## Task statement
Copy out all lines in the data below containing the string "message".

## Supplied entries
■ ■ ■
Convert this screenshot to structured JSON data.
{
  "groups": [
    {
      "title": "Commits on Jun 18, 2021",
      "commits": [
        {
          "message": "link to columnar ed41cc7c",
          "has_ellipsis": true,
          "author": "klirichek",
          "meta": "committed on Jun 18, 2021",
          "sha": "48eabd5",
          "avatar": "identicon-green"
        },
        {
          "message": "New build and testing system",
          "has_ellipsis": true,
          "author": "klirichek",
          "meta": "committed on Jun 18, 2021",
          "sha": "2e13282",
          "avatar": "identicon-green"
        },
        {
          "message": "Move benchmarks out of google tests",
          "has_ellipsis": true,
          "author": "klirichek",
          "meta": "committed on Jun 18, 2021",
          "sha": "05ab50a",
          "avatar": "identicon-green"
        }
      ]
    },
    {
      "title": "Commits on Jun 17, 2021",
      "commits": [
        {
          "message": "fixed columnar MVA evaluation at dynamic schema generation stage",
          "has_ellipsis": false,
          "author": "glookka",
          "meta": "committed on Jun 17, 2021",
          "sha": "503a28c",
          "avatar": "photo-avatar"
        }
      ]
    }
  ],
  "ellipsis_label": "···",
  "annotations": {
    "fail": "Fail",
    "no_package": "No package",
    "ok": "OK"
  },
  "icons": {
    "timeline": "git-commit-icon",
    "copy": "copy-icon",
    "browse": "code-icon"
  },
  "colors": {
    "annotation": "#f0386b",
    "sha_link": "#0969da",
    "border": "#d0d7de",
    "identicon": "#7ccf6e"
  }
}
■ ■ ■
## Expected output
          "message": "link to columnar ed41cc7c",
          "message": "New build and testing system",
          "message": "Move benchmarks out of google tests",
          "message": "fixed columnar MVA evaluation at dynamic schema generation stage",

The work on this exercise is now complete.